**Task:**
Your answer should be every line of the records that contains the word "structure".

── Exercise data ──

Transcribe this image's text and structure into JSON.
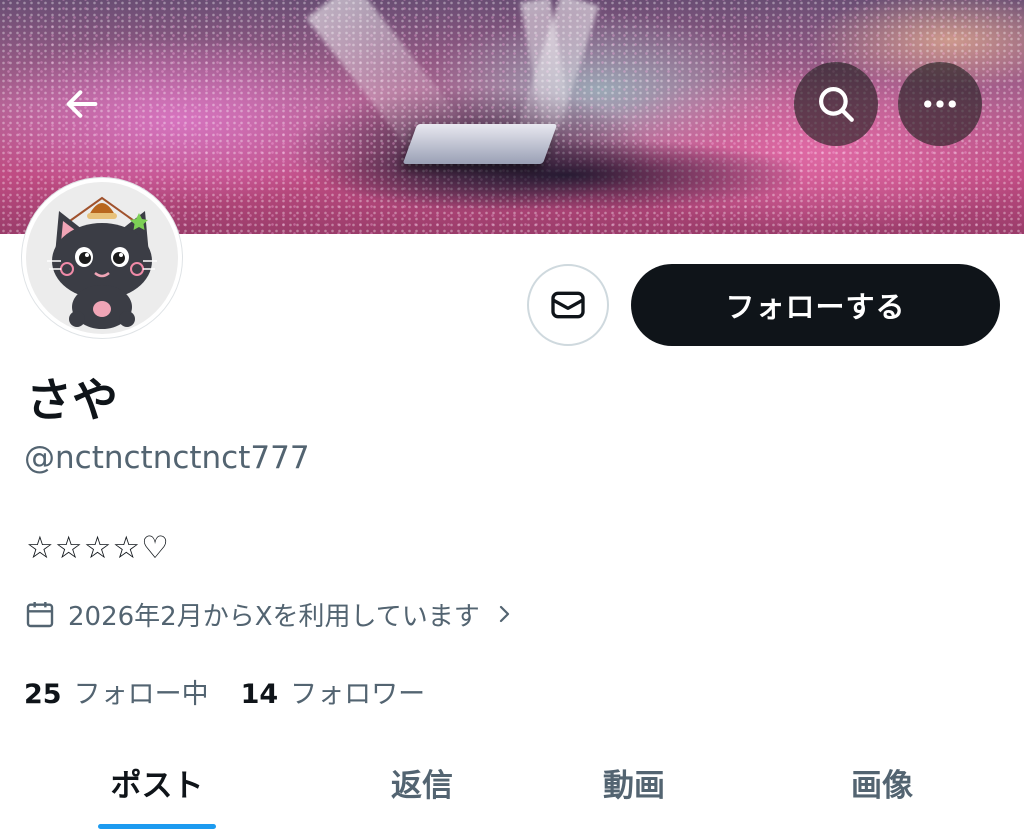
{
  "profile": {
    "display_name": "さや",
    "handle": "@nctnctnctnct777",
    "bio": "☆☆☆☆♡",
    "joined": "2026年2月からXを利用しています"
  },
  "actions": {
    "follow_label": "フォローする"
  },
  "stats": {
    "following_count": "25",
    "following_label": "フォロー中",
    "followers_count": "14",
    "followers_label": "フォロワー"
  },
  "tabs": [
    {
      "label": "ポスト",
      "active": true
    },
    {
      "label": "返信",
      "active": false
    },
    {
      "label": "動画",
      "active": false
    },
    {
      "label": "画像",
      "active": false
    }
  ],
  "icons": {
    "back": "arrow-left-icon",
    "search": "search-icon",
    "more": "more-horizontal-icon",
    "message": "envelope-icon",
    "calendar": "calendar-icon",
    "chevron": "chevron-right-icon"
  },
  "colors": {
    "primary_text": "#0f1419",
    "secondary_text": "#536471",
    "follow_button_bg": "#0f1419",
    "tab_indicator": "#1d9bf0"
  }
}
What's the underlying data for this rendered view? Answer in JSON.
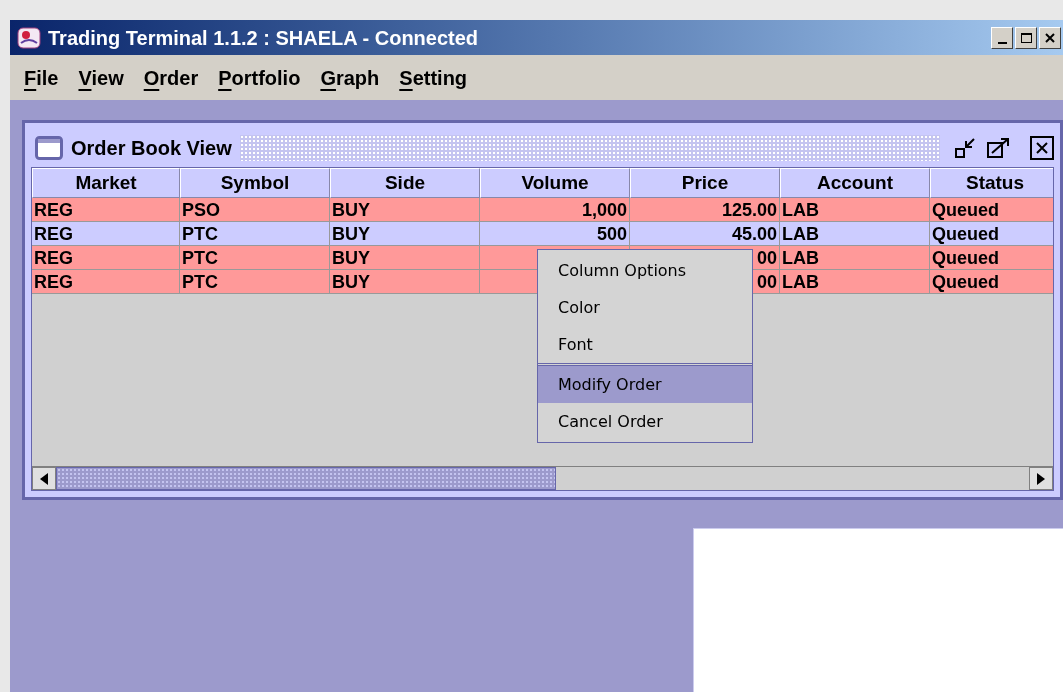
{
  "window": {
    "title": "Trading Terminal 1.1.2 : SHAELA - Connected"
  },
  "menu_bar": [
    "File",
    "View",
    "Order",
    "Portfolio",
    "Graph",
    "Setting"
  ],
  "internal_frame": {
    "title": "Order Book View",
    "columns": [
      {
        "label": "Market",
        "kind": "text"
      },
      {
        "label": "Symbol",
        "kind": "text"
      },
      {
        "label": "Side",
        "kind": "text"
      },
      {
        "label": "Volume",
        "kind": "number"
      },
      {
        "label": "Price",
        "kind": "number"
      },
      {
        "label": "Account",
        "kind": "text"
      },
      {
        "label": "Status",
        "kind": "text"
      }
    ],
    "rows": [
      {
        "color": "#ff9999",
        "cells": [
          "REG",
          "PSO",
          "BUY",
          "1,000",
          "125.00",
          "LAB",
          "Queued"
        ]
      },
      {
        "color": "#ccccff",
        "cells": [
          "REG",
          "PTC",
          "BUY",
          "500",
          "45.00",
          "LAB",
          "Queued"
        ]
      },
      {
        "color": "#ff9999",
        "cells": [
          "REG",
          "PTC",
          "BUY",
          null,
          "00",
          "LAB",
          "Queued"
        ]
      },
      {
        "color": "#ff9999",
        "cells": [
          "REG",
          "PTC",
          "BUY",
          null,
          "00",
          "LAB",
          "Queued"
        ]
      }
    ]
  },
  "context_menu": {
    "groups": [
      [
        {
          "label": "Column Options",
          "selected": false
        },
        {
          "label": "Color",
          "selected": false
        },
        {
          "label": "Font",
          "selected": false
        }
      ],
      [
        {
          "label": "Modify Order",
          "selected": true
        },
        {
          "label": "Cancel Order",
          "selected": false
        }
      ]
    ]
  }
}
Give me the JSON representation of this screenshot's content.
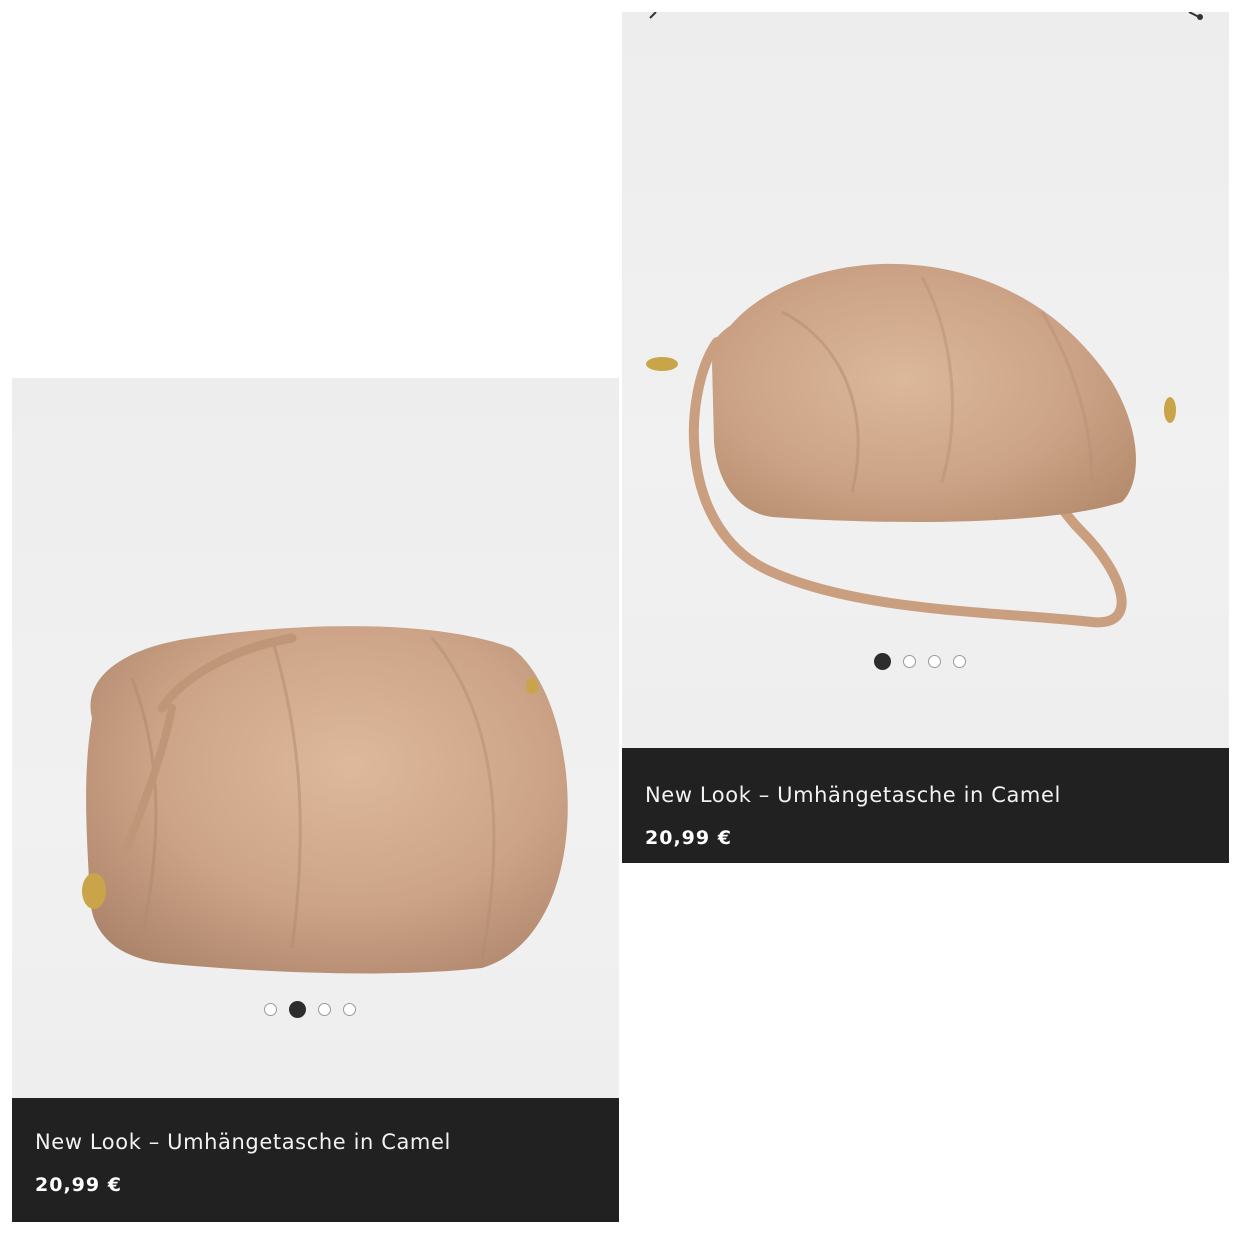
{
  "products": [
    {
      "id": "right",
      "title": "New Look – Umhängetasche in Camel",
      "price": "20,99 €",
      "carousel": {
        "total": 4,
        "active": 0
      },
      "image_alt": "camel crossbody pouch bag with strap, front view"
    },
    {
      "id": "left",
      "title": "New Look – Umhängetasche in Camel",
      "price": "20,99 €",
      "carousel": {
        "total": 4,
        "active": 1
      },
      "image_alt": "camel pouch bag, angled side view"
    }
  ],
  "colors": {
    "info_bar": "#212121",
    "photo_bg": "#efefef",
    "bag": "#cfa98a",
    "dot_active": "#2d2d2d"
  },
  "icons": [
    "back-arrow-icon",
    "share-icon"
  ]
}
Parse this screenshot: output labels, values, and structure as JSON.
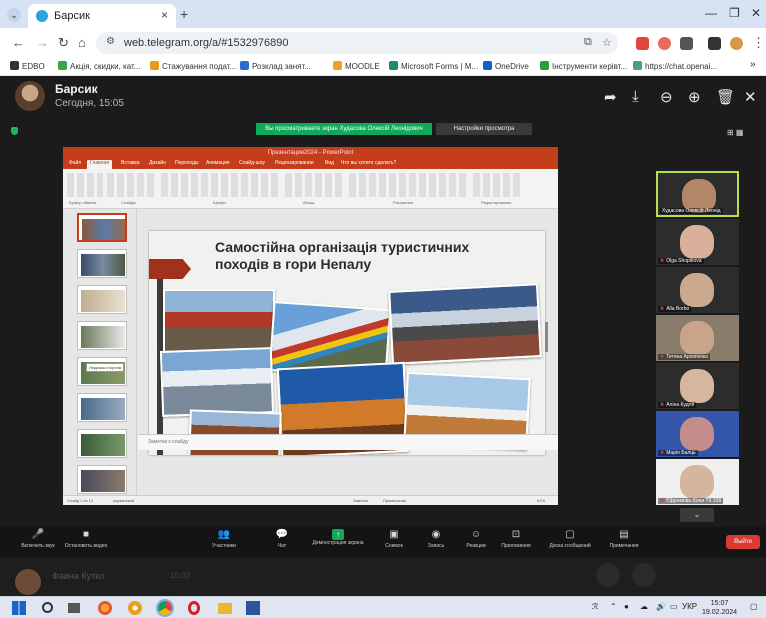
{
  "browser": {
    "tab_title": "Барсик",
    "url": "web.telegram.org/a/#1532976890",
    "bookmarks": [
      {
        "label": "EDBO",
        "color": "#333333"
      },
      {
        "label": "Акція, скидки, кат...",
        "color": "#3fa14a"
      },
      {
        "label": "Стажування подат...",
        "color": "#e59a1a"
      },
      {
        "label": "Розклад занят...",
        "color": "#2b6bd1"
      },
      {
        "label": "MOODLE",
        "color": "#f0a020"
      },
      {
        "label": "Microsoft Forms | M...",
        "color": "#1f8a70"
      },
      {
        "label": "OneDrive",
        "color": "#0b64c0"
      },
      {
        "label": "Інструменти керівт...",
        "color": "#2a9d3c"
      },
      {
        "label": "https://chat.openai...",
        "color": "#4a9f7f"
      }
    ]
  },
  "viewer": {
    "sender_name": "Барсик",
    "sent_time": "Сегодня, 15:05",
    "bottom_name": "Фаина Кутко",
    "bottom_time": "15:03"
  },
  "zoom": {
    "banner": "Вы просматриваете экран Худасова Олексій Леонідович",
    "view_options": "Настройки просмотра",
    "participants": [
      {
        "name": "Худасова Олексій Леонід",
        "skin": "#b48668",
        "bg": "#7a6a58",
        "active": true
      },
      {
        "name": "Olga Shopikova",
        "skin": "#d9b09a",
        "bg": "#4a4a4a",
        "active": false
      },
      {
        "name": "Alla Borbo",
        "skin": "#caa98e",
        "bg": "#5b5244",
        "active": false
      },
      {
        "name": "Тетяна Архипенко",
        "skin": "#c9a48a",
        "bg": "#8a7c6a",
        "active": false
      },
      {
        "name": "Аліна Кудля",
        "skin": "#d7b6a0",
        "bg": "#2e2e2e",
        "active": false
      },
      {
        "name": "Марія Балць",
        "skin": "#c58c8c",
        "bg": "#3355aa",
        "active": false
      },
      {
        "name": "Єфремова Юлія ТК 108",
        "skin": "#d6b59e",
        "bg": "#efefef",
        "active": false
      }
    ],
    "toolbar": [
      {
        "icon": "🎤",
        "label": "Включить звук",
        "name": "unmute-button"
      },
      {
        "icon": "■",
        "label": "Остановить видео",
        "name": "stop-video-button"
      },
      {
        "icon": "👥",
        "label": "Участники",
        "name": "participants-button"
      },
      {
        "icon": "💬",
        "label": "Чат",
        "name": "chat-button"
      },
      {
        "icon": "↑",
        "label": "Демонстрация экрана",
        "name": "share-screen-button"
      },
      {
        "icon": "▣",
        "label": "Снимок",
        "name": "snapshot-button"
      },
      {
        "icon": "◉",
        "label": "Запись",
        "name": "record-button"
      },
      {
        "icon": "☺",
        "label": "Реакции",
        "name": "reactions-button"
      },
      {
        "icon": "⊡",
        "label": "Приложения",
        "name": "apps-button"
      },
      {
        "icon": "▢",
        "label": "Доска сообщений",
        "name": "whiteboard-button"
      },
      {
        "icon": "▤",
        "label": "Примечания",
        "name": "notes-button"
      }
    ],
    "leave": "Выйти"
  },
  "ppt": {
    "title_bar": "Презентация2024 - PowerPoint",
    "tabs": [
      "Файл",
      "Главная",
      "Вставка",
      "Дизайн",
      "Переходы",
      "Анимация",
      "Слайд-шоу",
      "Рецензирование",
      "Вид",
      "Что вы хотите сделать?"
    ],
    "ribbon_groups": [
      "Буфер обмена",
      "Слайды",
      "Шрифт",
      "Абзац",
      "Рисование",
      "Редактирование"
    ],
    "tooltip": "Людська сторона",
    "slide_title": "Самостійна організація туристичних походів в гори Непалу",
    "notes_placeholder": "Заметки к слайду",
    "status_left": "Слайд 1 из 12",
    "status_lang": "украинский",
    "status_right": "Заметки",
    "status_comments": "Примечания",
    "zoom_level": "61%"
  },
  "taskbar": {
    "lang": "УКР",
    "time": "15:07",
    "date": "19.02.2024"
  },
  "colors": {
    "ppt_accent": "#c43e1c",
    "zoom_green": "#0fa95a",
    "leave_red": "#d93a34"
  }
}
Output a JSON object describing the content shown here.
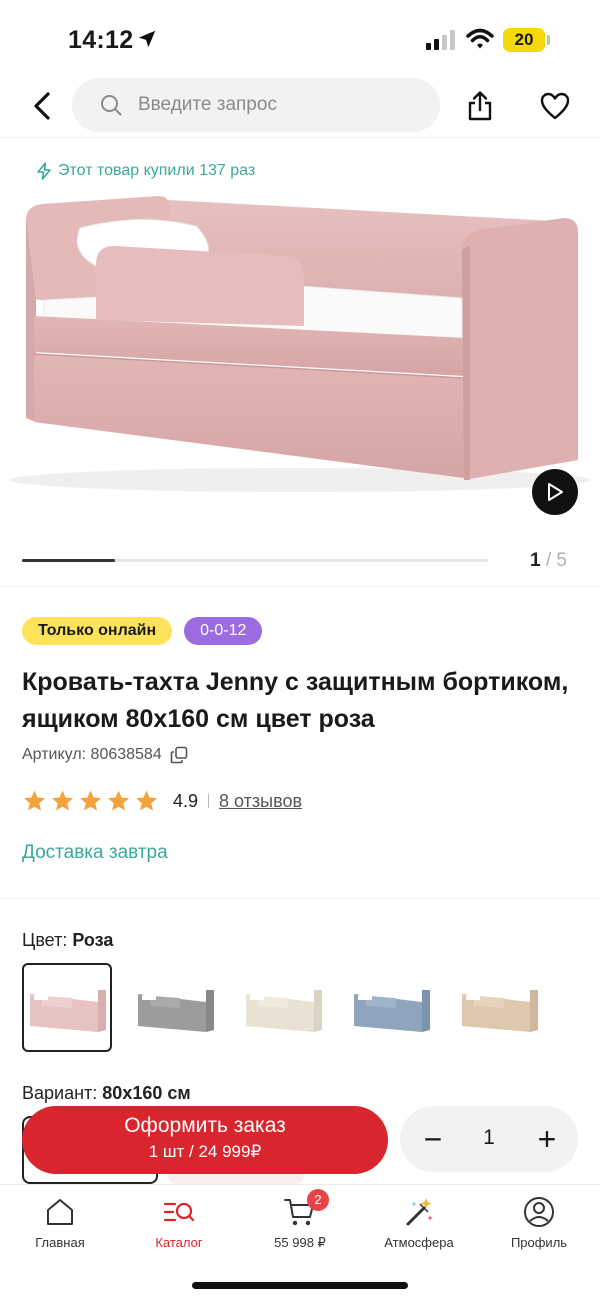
{
  "status_bar": {
    "time": "14:12",
    "battery": "20"
  },
  "header": {
    "search": {
      "placeholder": "Введите запрос"
    }
  },
  "gallery": {
    "bought_note": "Этот товар купили 137 раз",
    "current": "1",
    "separator": "/",
    "total": "5",
    "progress": 0.2
  },
  "badges": {
    "online": "Только онлайн",
    "credit": "0-0-12"
  },
  "product": {
    "title": "Кровать-тахта Jenny с защитным бортиком, ящиком 80х160 см цвет роза",
    "sku": "Артикул: 80638584",
    "rating": "4.9",
    "stars": 5,
    "reviews": "8 отзывов",
    "delivery": "Доставка завтра"
  },
  "color": {
    "label": "Цвет:",
    "value": "Роза",
    "swatches": [
      {
        "name": "rose",
        "fill": "#e8c4c2",
        "selected": true
      },
      {
        "name": "grey",
        "fill": "#9a9a9a",
        "selected": false
      },
      {
        "name": "cream",
        "fill": "#e8e1d2",
        "selected": false
      },
      {
        "name": "blue",
        "fill": "#8ea4bd",
        "selected": false
      },
      {
        "name": "beige",
        "fill": "#ddc7ad",
        "selected": false
      }
    ]
  },
  "variant": {
    "label": "Вариант:",
    "value": "80х160 см"
  },
  "order": {
    "button_label": "Оформить заказ",
    "button_sub": "1 шт / 24 999₽",
    "quantity": "1",
    "minus": "−",
    "plus": "+"
  },
  "bottom_nav": {
    "home": "Главная",
    "catalog": "Каталог",
    "cart": "55 998 ₽",
    "cart_count": "2",
    "atmosphere": "Атмосфера",
    "profile": "Профиль"
  },
  "colors": {
    "accent_red": "#d9262e",
    "teal": "#3aa89a",
    "star": "#f2a33a",
    "badge_yellow": "#fde35a",
    "badge_purple": "#9b6be0",
    "product_pink": "#e6bdbd"
  }
}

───

**Your solution:**
Transcribe this image's text and structure into JSON.
Parse this screenshot: output labels, values, and structure as JSON.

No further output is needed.